“I was surprised by the depth the course “Introduction to Research Ethics” offered. I initially hesitated taking this course, as I feared the same cynical attitudes towards ethics that seem prevalent in so many academic circles. However, I was pleasantly surprised to discover that the instructors really challenged students to critically assess personal motives for conducting their research. This resulted in a stimulating course with excellent class discussions.”  -Tom Meuzelaar

 

“Academic Publishing may be the most useful class I have ever taken. The seminar answered many of my questions and has provided me with a framework to develop as a writer. I have often observed that individuals selecting careers in academia are poorly prepared for some of the job requirements. Your class addresses a very important aspect of what is required to be successful. Thank you.”  -Dr. Ravel Ammerman, Division of Engineering

 

“The professional oral communication course for me was a wonderful reminder of many speaking concepts that I had learned earlier, but tended to gloss over when I came to graduate school. The detailed focus and repetition of speaking refocused my attention on how to be an effective presenter. I would recommend this for anyone who wants to learn more on speaking, or has simply become lazy in their speaking preparation and needs a wake up call. The value of the course was excellent for me in terms of time put in versus improvement in speaking.” -Doug Hakkarinen

 

“All graduate students should enrich their programs by taking courses in the Center for Professional Education.
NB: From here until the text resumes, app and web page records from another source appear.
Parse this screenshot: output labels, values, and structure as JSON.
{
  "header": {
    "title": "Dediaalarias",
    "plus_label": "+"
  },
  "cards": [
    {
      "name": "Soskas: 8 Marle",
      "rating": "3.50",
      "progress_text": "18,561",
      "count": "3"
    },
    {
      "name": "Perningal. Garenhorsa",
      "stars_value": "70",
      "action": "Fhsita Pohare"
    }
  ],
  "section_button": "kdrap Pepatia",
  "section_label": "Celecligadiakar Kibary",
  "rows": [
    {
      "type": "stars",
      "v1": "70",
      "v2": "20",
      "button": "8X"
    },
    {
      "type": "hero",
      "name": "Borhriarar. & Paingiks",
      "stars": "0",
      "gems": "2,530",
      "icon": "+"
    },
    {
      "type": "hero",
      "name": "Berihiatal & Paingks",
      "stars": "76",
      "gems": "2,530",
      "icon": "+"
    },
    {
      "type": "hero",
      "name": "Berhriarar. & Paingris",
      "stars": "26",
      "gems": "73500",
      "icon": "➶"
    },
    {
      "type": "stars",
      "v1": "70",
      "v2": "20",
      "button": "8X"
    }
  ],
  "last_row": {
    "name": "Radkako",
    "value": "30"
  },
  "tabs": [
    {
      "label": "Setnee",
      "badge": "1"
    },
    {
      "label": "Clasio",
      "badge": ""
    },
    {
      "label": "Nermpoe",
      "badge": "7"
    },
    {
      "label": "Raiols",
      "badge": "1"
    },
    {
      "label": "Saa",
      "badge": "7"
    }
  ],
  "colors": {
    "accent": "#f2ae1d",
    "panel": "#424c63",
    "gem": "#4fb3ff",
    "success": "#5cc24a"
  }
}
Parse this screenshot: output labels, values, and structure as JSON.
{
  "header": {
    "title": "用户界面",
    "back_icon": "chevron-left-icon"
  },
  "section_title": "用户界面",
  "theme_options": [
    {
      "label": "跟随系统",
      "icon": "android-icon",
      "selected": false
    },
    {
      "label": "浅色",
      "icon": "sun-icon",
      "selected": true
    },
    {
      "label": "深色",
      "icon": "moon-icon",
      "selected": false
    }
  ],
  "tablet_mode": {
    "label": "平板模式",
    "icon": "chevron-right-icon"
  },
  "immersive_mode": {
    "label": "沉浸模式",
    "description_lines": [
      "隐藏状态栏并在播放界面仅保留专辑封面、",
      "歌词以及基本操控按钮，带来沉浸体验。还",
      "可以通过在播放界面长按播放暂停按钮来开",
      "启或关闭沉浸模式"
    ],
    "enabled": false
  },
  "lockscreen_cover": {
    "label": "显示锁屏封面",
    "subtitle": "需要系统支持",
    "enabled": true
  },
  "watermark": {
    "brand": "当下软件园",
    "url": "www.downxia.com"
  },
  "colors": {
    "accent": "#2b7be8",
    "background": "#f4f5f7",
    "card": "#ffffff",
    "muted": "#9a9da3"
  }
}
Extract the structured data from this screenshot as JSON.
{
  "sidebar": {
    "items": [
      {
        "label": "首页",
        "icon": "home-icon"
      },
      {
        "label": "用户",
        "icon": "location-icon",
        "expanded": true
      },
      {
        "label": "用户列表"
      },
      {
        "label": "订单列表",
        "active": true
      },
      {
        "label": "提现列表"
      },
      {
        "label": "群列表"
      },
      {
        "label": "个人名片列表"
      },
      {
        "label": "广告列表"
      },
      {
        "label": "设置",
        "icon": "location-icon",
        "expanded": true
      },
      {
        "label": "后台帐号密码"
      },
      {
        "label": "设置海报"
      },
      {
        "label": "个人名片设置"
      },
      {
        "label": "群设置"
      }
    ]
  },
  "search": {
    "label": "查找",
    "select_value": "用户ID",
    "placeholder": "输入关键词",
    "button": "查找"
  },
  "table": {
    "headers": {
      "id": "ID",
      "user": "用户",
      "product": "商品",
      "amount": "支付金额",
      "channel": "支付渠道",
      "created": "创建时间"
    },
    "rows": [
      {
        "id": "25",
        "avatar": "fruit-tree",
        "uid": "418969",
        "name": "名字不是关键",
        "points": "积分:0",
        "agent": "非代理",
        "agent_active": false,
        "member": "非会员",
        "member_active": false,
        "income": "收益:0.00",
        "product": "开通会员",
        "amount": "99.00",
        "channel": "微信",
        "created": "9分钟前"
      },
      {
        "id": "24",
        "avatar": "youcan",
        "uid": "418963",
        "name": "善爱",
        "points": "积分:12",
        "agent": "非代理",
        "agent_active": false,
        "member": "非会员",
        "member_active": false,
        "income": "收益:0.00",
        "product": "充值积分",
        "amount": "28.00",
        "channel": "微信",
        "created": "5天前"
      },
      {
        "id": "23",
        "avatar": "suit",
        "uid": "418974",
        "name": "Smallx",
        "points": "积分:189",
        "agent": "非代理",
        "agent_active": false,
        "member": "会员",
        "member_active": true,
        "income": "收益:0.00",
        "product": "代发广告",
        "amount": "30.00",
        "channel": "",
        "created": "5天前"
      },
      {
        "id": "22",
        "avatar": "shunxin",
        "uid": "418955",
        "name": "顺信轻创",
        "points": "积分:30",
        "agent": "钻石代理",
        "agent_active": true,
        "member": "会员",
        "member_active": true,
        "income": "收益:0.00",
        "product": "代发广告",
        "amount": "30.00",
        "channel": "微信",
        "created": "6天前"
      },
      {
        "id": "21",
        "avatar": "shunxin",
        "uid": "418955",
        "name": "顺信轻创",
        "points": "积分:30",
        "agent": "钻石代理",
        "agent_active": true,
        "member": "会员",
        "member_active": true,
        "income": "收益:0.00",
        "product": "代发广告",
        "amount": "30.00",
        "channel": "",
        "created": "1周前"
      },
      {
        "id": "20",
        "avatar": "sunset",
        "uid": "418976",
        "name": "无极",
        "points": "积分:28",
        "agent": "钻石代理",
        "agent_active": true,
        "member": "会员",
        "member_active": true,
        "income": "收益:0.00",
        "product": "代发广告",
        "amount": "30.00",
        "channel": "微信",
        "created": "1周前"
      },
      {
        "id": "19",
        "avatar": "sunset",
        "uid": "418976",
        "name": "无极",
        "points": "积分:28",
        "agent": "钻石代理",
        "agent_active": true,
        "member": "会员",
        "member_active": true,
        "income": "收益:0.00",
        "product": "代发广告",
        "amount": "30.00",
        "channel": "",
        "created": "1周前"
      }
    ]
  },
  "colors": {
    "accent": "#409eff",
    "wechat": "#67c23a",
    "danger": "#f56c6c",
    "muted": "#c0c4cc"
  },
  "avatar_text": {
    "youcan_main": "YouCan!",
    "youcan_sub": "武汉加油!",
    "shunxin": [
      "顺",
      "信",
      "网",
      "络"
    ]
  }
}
While most other courses in a student’s curriculum focus on technical subject matter, these particular courses help develop the whole person into a technical professional who is prepared for success in research, effectiveness in teaching and communicating, and a fruitful career marked by professional integrity.”   -Dr. T.K. Young, Department Head of the Department of Geophysics